"I'd like her to be seen for who she is inside and out and both interpreted as beautiful. I like to believe we're more advanced than we used to be."

Jacqui Barrett is 112cm while her 14-year-old son towers at 175cm and is still growing. Her daughter may have the same kind of dwarfism Barrett has. Photo / Supplied
Jacqui Barrett is 112cm while her 14-year-old son towers at 175cm and is still growing. Her daughter may have the same kind of dwarfism Barrett has. Photo / Supplied

Nashyn-Ella was suspected to have the condition when Jacqui was 22 weeks' pregnant. The specialist said her legs and arms were smaller than 95 per cent of children at that point in gestation.

Now 2 months old, Nashyn-Ella can't be diagnosed until she is 6 months, which is when any distortion in her limbs will become obvious.

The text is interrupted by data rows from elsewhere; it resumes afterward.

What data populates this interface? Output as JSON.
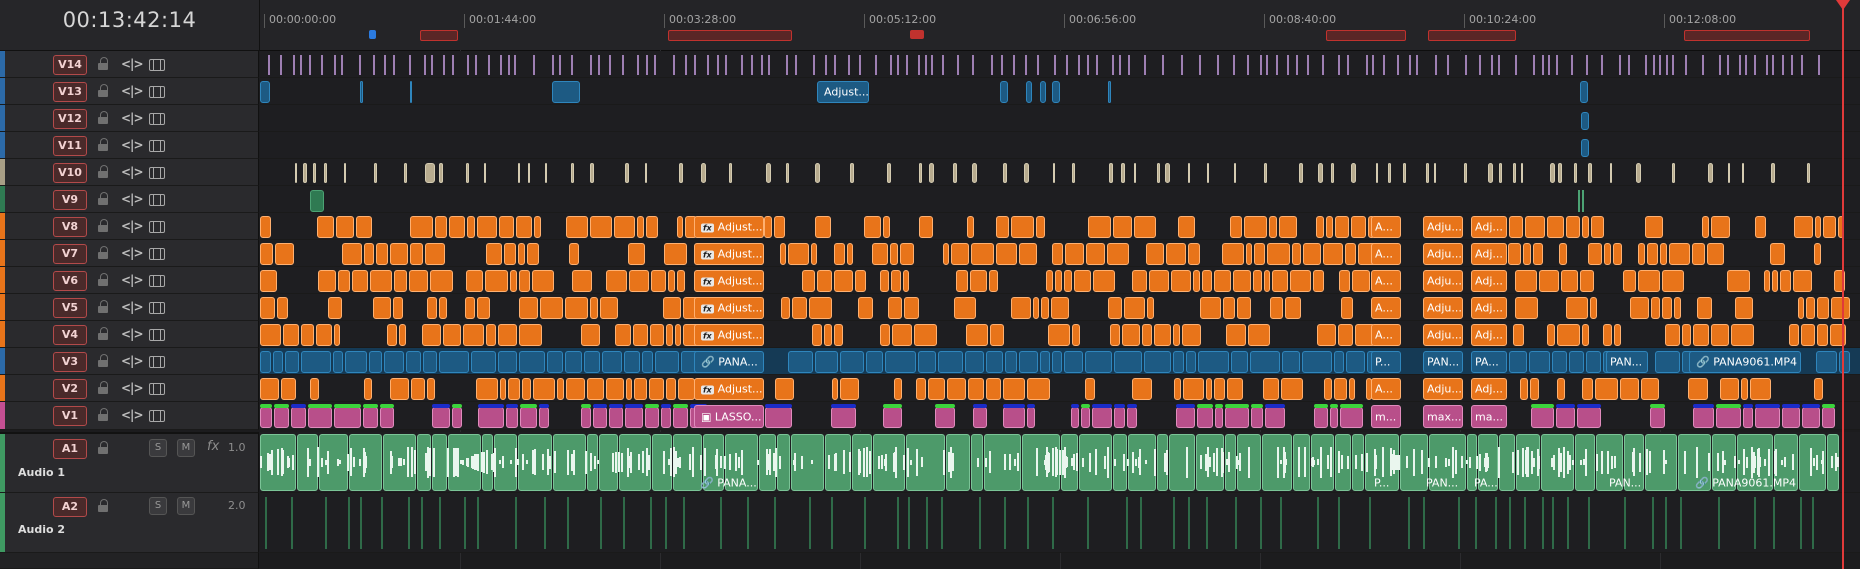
{
  "timeline": {
    "timecode": "00:13:42:14",
    "ruler_labels": [
      "00:00:00:00",
      "00:01:44:00",
      "00:03:28:00",
      "00:05:12:00",
      "00:06:56:00",
      "00:08:40:00",
      "00:10:24:00",
      "00:12:08:00"
    ]
  },
  "video_tracks": [
    {
      "id": "V14",
      "color": "#2c6aa8"
    },
    {
      "id": "V13",
      "color": "#2c6aa8"
    },
    {
      "id": "V12",
      "color": "#2c6aa8"
    },
    {
      "id": "V11",
      "color": "#2c6aa8"
    },
    {
      "id": "V10",
      "color": "#a89f86"
    },
    {
      "id": "V9",
      "color": "#2f7a52"
    },
    {
      "id": "V8",
      "color": "#e8741a"
    },
    {
      "id": "V7",
      "color": "#e8741a"
    },
    {
      "id": "V6",
      "color": "#e8741a"
    },
    {
      "id": "V5",
      "color": "#e8741a"
    },
    {
      "id": "V4",
      "color": "#e8741a"
    },
    {
      "id": "V3",
      "color": "#2c6aa8"
    },
    {
      "id": "V2",
      "color": "#e8741a"
    },
    {
      "id": "V1",
      "color": "#c44f92"
    }
  ],
  "audio_tracks": [
    {
      "id": "A1",
      "name": "Audio 1",
      "solo": "S",
      "mute": "M",
      "fx": "fx",
      "channels": "1.0",
      "color": "#3f9a62"
    },
    {
      "id": "A2",
      "name": "Audio 2",
      "solo": "S",
      "mute": "M",
      "channels": "2.0",
      "color": "#3f9a62"
    }
  ],
  "clip_labels": {
    "v13_adjust": "Adjust...",
    "v8_fx": "Adjust...",
    "v7_fx": "Adjust...",
    "v6_fx": "Adjust...",
    "v5_fx": "Adjust...",
    "v4_fx": "Adjust...",
    "v2_fx": "Adjust...",
    "v8_a": "A...",
    "v8_b": "Adju...",
    "v8_c": "Adj...",
    "v7_a": "A...",
    "v7_b": "Adju...",
    "v7_c": "Adj...",
    "v6_a": "A...",
    "v6_b": "Adju...",
    "v6_c": "Adj...",
    "v5_a": "A...",
    "v5_b": "Adju...",
    "v5_c": "Adj...",
    "v4_a": "A...",
    "v4_b": "Adju...",
    "v4_c": "Adj...",
    "v2_a": "A...",
    "v2_b": "Adju...",
    "v2_c": "Adj...",
    "v3_pana1": "PANA...",
    "v3_p": "P...",
    "v3_pan1": "PAN...",
    "v3_pa": "PA...",
    "v3_pan2": "PAN...",
    "v3_pana9061": "PANA9061.MP4",
    "v1_lasso": "LASSO...",
    "v1_m": "m...",
    "v1_max": "max...",
    "v1_ma": "ma...",
    "a1_pana1": "PANA...",
    "a1_p": "P...",
    "a1_pan1": "PAN...",
    "a1_pa": "PA...",
    "a1_pan2": "PAN...",
    "a1_pana9061": "PANA9061.MP4"
  },
  "colors": {
    "adjust_orange": "#e8741a",
    "clip_blue": "#1d5a83",
    "v1_pink": "#b84f8a",
    "audio_green": "#4d9a6a",
    "marker_red": "#c0322e",
    "marker_blue": "#2b7be0",
    "playhead": "#e03a3a"
  },
  "icons": [
    "lock-icon",
    "trim-icon",
    "film-icon",
    "link-icon",
    "image-icon",
    "fx-icon"
  ]
}
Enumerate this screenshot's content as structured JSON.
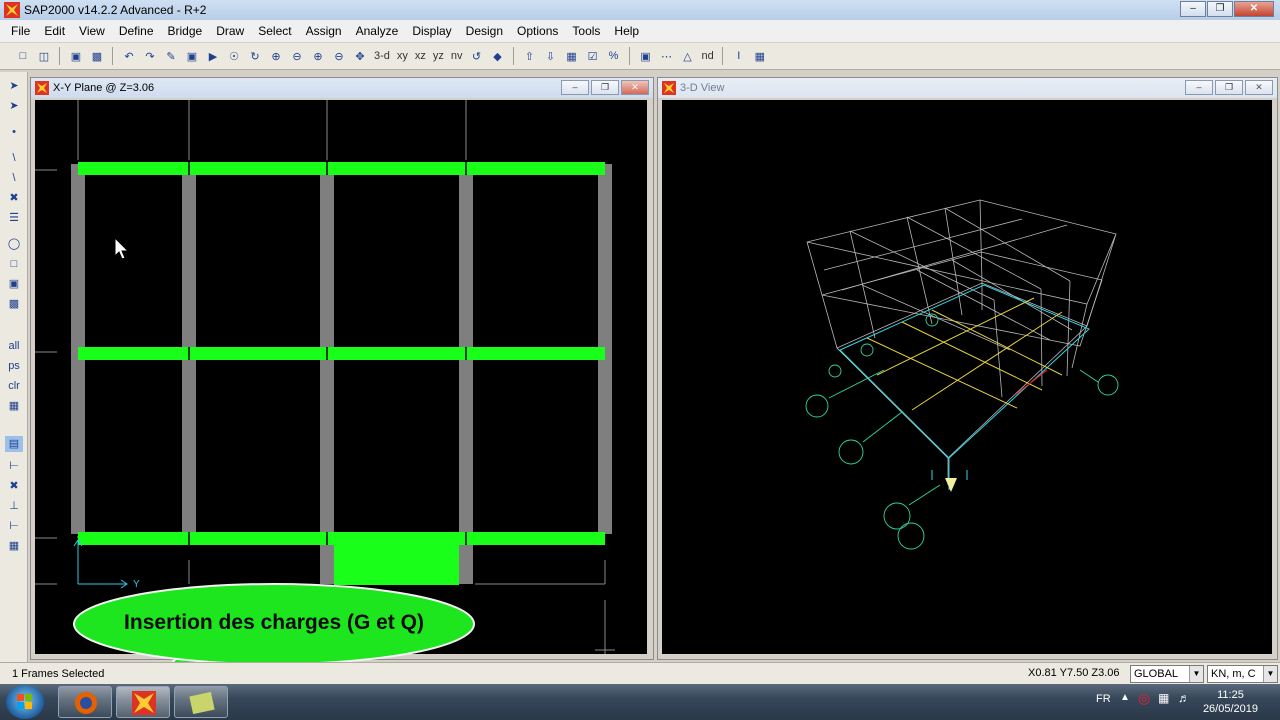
{
  "window": {
    "title": "SAP2000 v14.2.2 Advanced  -  R+2"
  },
  "menu": [
    "File",
    "Edit",
    "View",
    "Define",
    "Bridge",
    "Draw",
    "Select",
    "Assign",
    "Analyze",
    "Display",
    "Design",
    "Options",
    "Tools",
    "Help"
  ],
  "toolbar": {
    "view_3d": "3-d",
    "view_xy": "xy",
    "view_xz": "xz",
    "view_yz": "yz",
    "view_nv": "nv",
    "view_nd": "nd"
  },
  "left_tools": {
    "all": "all",
    "ps": "ps",
    "clr": "clr"
  },
  "plan_window": {
    "title": "X-Y Plane @ Z=3.06",
    "axis_y": "Y"
  },
  "view3d_window": {
    "title": "3-D View"
  },
  "callout": {
    "text": "Insertion des charges (G et Q)"
  },
  "status": {
    "selection": "1 Frames Selected",
    "coordinates": "X0.81  Y7.50  Z3.06",
    "coord_system": "GLOBAL",
    "units": "KN, m, C"
  },
  "taskbar": {
    "language": "FR",
    "time": "11:25",
    "date": "26/05/2019"
  },
  "colors": {
    "beam": "#19ff19",
    "column": "#808080",
    "canvas": "#000000",
    "callout_fill": "#1ee61e"
  }
}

People stereotyping or assuming Barrett is weak are her biggest annoyances and she loves to prove them wrong. This has motivated her to pursue a successful career in business communication, publish a book about her life and go into schools to educate the children about being different.

Apart from extended pedals in her car and lots of footstools around her house, Barrett, 40, doesn't live that differently from everyone else. She said the only time she feels little is when people point it out.

"People say it must be hard reaching things. Anything on the third shelf and above doesn't exist in my world I don't even consider it. But I've got no problem asking for help. I just say 'can i borrow your long arm?'."

"I don't like it when people think just because little I'm an easy target; I'm quite the opposite.

"I think they feel they can get away with saying things without me reacting or standing up for myself. They get a shock when I do."

Barrett cites her son Justus as a huge inspiration in her life. The 14-year-old doesn't have his mum's condition and stands at a lanky 175cm. He wants to pursue a basketball career.

"I breed giants," Barrett joked.

But among the humour, Barrett is determined to break stereotypes for little people.

"My whole life is Dwarfism Awareness Month. I might not wave banners, but everything I do I focus on being a strong role model for little people."

Little People NZ spokeswoman Loren Savage said there were more than 200 types of dwarfism and the group, which has about 100 members, aims to raise awareness.

Game of Thrones actor Peter Dinklage, who plays Tyrion Lannister, famously said "dwarves are still the butt of jokes. It's one of the last bastions of acceptable prejudice."


Savage agreed: "Society has a long way to go when it comes to acceptance and understanding.

"This is also about saying we live average lives, working, having families, studying and travelling."